◆ What the exercise asks ◆
Report how many lines of the listing below include the word "parameter". Give nothing but the number.

◆ Entries supplied ◆
= = = =
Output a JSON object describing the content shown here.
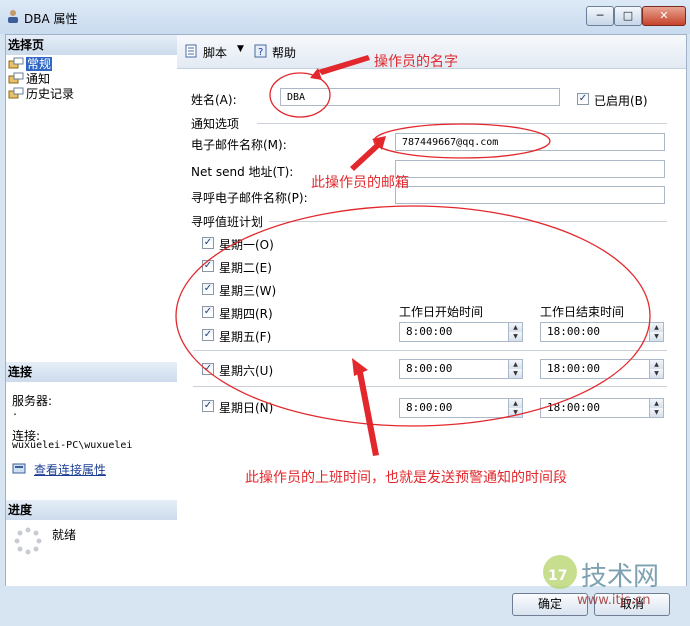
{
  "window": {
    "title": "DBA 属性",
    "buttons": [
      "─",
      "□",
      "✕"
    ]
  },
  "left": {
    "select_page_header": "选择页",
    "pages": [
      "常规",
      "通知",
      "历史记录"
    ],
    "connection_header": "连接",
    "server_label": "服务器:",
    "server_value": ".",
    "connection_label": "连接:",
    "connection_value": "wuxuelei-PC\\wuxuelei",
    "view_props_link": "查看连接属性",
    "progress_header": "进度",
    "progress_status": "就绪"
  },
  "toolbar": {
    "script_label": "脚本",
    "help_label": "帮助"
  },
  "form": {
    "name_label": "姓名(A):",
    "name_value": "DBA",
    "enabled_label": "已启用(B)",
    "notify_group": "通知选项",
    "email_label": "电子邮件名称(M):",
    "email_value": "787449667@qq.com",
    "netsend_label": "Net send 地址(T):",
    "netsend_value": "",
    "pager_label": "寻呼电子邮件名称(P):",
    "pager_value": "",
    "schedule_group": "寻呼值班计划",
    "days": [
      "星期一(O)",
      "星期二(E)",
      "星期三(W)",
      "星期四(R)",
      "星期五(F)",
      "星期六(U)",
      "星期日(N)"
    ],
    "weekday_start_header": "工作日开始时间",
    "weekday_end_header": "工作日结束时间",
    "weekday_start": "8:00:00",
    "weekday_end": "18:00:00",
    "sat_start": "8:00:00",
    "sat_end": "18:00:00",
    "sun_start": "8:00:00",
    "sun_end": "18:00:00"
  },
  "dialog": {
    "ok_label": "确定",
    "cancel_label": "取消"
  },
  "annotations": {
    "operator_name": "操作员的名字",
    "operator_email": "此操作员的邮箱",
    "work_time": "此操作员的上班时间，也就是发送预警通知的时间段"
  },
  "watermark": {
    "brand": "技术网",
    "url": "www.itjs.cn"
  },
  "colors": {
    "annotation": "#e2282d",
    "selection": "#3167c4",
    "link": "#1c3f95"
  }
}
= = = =
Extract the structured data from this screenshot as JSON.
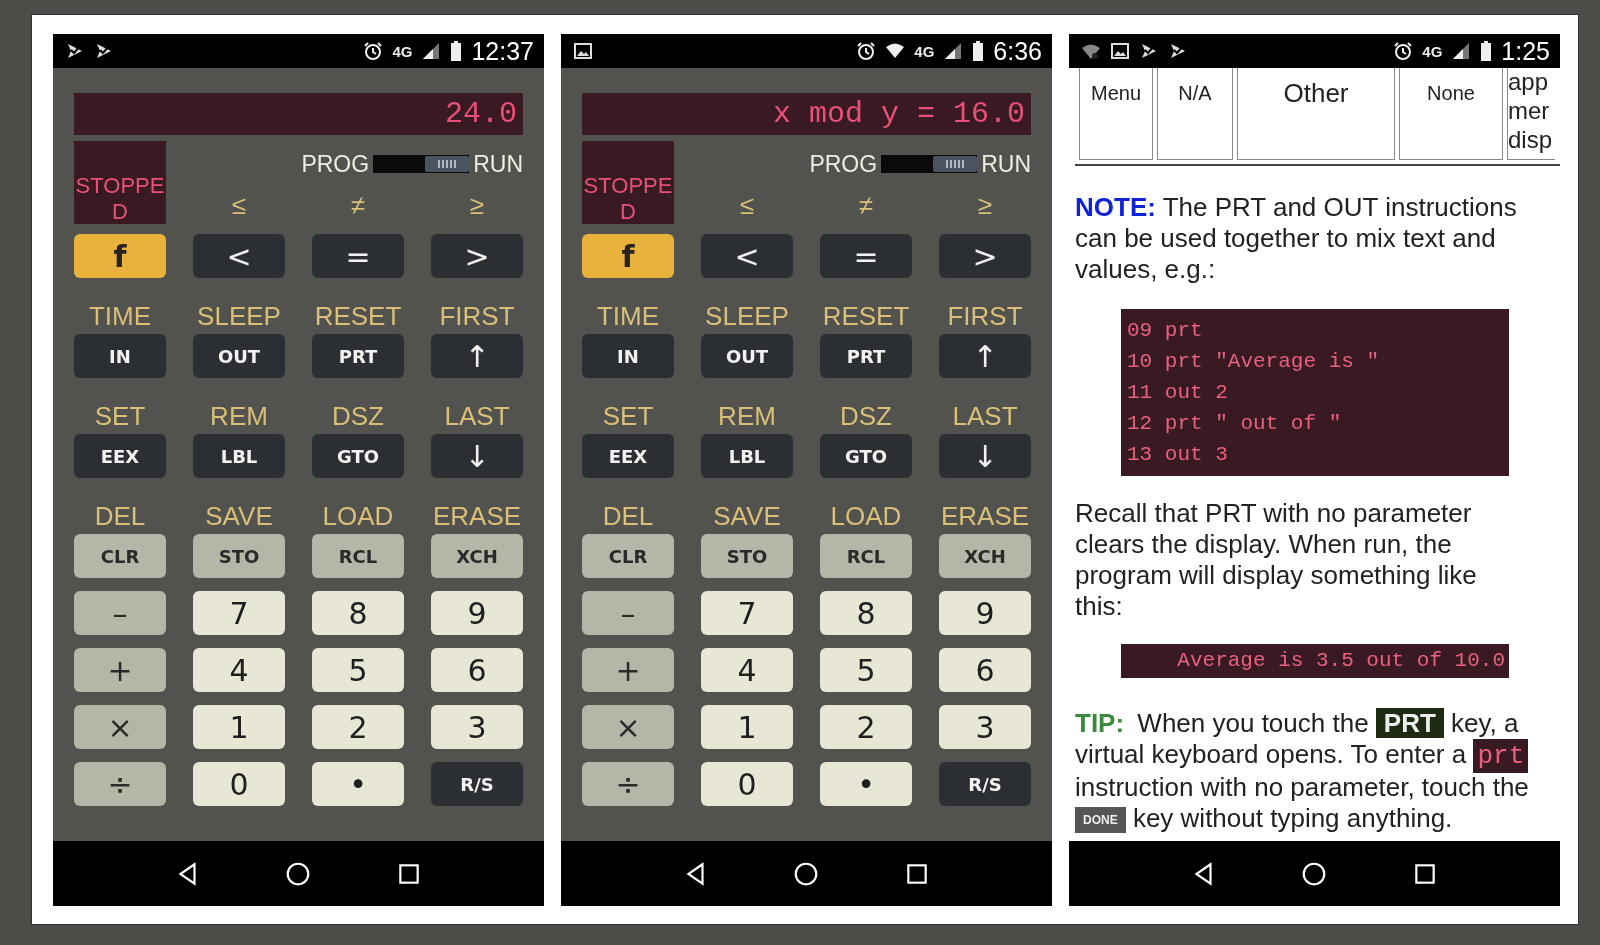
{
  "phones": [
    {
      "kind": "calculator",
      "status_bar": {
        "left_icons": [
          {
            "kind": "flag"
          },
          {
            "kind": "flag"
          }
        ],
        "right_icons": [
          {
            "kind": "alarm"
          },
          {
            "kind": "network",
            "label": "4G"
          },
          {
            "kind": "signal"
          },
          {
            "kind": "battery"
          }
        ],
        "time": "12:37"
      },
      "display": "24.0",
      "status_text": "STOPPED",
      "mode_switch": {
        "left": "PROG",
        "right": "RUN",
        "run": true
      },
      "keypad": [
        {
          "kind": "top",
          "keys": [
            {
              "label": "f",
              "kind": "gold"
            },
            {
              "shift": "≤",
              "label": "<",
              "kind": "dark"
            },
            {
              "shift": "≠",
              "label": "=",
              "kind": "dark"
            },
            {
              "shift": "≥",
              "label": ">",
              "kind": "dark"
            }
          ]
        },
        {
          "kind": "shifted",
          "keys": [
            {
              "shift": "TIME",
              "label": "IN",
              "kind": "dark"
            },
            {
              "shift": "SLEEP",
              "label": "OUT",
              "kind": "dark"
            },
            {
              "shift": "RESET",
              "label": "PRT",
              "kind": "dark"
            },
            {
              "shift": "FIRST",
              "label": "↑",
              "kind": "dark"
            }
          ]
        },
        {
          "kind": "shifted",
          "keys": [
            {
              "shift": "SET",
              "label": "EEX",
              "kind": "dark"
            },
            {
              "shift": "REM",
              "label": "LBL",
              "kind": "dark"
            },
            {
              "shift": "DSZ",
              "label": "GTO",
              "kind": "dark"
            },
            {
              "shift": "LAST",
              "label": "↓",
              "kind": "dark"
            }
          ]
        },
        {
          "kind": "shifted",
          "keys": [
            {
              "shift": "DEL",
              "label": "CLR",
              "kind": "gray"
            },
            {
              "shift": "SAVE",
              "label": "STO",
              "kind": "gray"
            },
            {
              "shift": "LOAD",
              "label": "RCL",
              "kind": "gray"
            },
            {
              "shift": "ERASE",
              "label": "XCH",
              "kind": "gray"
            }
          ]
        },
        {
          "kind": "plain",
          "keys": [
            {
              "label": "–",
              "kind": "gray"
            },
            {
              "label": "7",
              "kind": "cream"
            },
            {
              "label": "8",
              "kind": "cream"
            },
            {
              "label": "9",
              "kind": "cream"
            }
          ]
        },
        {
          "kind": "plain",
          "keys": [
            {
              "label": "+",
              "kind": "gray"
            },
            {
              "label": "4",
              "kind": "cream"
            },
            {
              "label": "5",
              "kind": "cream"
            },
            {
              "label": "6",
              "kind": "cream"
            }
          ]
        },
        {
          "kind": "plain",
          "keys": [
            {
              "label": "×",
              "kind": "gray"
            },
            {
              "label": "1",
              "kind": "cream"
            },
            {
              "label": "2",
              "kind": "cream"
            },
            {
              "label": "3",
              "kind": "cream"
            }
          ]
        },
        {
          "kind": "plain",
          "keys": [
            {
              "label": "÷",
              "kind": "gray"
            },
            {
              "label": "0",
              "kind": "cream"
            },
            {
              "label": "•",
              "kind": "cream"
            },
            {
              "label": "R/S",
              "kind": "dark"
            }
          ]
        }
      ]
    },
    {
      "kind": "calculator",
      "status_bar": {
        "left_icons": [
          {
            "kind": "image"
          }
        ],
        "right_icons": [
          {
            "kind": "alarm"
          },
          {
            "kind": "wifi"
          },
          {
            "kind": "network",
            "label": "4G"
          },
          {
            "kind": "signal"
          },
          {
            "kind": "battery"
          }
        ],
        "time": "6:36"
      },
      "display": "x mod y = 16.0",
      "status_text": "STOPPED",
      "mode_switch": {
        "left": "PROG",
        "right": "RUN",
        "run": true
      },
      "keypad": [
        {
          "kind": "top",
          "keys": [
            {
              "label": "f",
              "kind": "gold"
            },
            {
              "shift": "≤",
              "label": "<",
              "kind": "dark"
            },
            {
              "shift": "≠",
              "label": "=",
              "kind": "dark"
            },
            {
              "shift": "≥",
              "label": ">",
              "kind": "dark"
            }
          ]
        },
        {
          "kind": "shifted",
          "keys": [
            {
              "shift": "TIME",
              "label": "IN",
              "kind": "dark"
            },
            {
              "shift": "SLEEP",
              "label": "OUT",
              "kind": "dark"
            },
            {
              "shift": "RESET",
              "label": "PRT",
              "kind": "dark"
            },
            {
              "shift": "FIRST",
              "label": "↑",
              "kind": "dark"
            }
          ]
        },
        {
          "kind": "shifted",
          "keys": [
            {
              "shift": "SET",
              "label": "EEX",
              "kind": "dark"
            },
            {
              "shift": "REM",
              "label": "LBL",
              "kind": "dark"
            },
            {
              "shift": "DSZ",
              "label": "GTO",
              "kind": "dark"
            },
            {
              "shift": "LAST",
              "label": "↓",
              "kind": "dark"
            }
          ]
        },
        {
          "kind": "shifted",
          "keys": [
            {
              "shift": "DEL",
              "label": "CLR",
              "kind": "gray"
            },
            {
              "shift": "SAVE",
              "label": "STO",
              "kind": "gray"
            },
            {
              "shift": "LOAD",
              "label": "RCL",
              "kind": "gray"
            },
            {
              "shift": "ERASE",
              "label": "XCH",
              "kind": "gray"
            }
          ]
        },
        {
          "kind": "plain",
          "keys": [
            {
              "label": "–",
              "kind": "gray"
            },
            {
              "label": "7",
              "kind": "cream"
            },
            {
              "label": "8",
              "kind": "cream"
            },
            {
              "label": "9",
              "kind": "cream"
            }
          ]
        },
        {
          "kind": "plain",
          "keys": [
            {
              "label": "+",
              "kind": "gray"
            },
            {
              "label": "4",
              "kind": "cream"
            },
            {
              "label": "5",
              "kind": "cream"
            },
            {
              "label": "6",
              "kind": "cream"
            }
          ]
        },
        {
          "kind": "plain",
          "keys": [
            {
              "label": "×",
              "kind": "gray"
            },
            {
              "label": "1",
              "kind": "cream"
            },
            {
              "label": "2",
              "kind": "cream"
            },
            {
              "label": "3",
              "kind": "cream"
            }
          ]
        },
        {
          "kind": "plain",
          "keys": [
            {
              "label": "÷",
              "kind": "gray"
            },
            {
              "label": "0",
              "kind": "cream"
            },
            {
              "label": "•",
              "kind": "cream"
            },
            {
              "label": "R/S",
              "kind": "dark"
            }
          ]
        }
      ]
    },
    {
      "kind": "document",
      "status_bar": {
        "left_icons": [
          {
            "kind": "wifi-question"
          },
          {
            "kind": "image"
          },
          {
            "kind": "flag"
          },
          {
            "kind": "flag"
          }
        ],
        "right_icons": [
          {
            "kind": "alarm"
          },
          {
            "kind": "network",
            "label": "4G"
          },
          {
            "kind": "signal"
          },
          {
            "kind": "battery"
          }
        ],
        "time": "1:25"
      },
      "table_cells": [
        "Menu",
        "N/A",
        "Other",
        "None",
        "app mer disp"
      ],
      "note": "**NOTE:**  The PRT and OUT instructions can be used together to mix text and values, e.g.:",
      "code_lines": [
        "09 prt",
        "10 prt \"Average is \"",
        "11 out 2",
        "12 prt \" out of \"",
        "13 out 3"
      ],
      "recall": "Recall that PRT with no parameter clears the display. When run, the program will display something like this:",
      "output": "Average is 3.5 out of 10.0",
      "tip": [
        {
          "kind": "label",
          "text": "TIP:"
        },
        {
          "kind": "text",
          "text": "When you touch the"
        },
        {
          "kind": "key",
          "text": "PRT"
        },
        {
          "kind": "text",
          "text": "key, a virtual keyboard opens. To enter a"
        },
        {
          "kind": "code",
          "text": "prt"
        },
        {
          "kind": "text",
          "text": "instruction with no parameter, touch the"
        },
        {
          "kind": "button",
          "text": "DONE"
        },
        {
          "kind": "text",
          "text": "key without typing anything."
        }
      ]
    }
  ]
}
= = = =
◆ Answer to the exercise ◆
2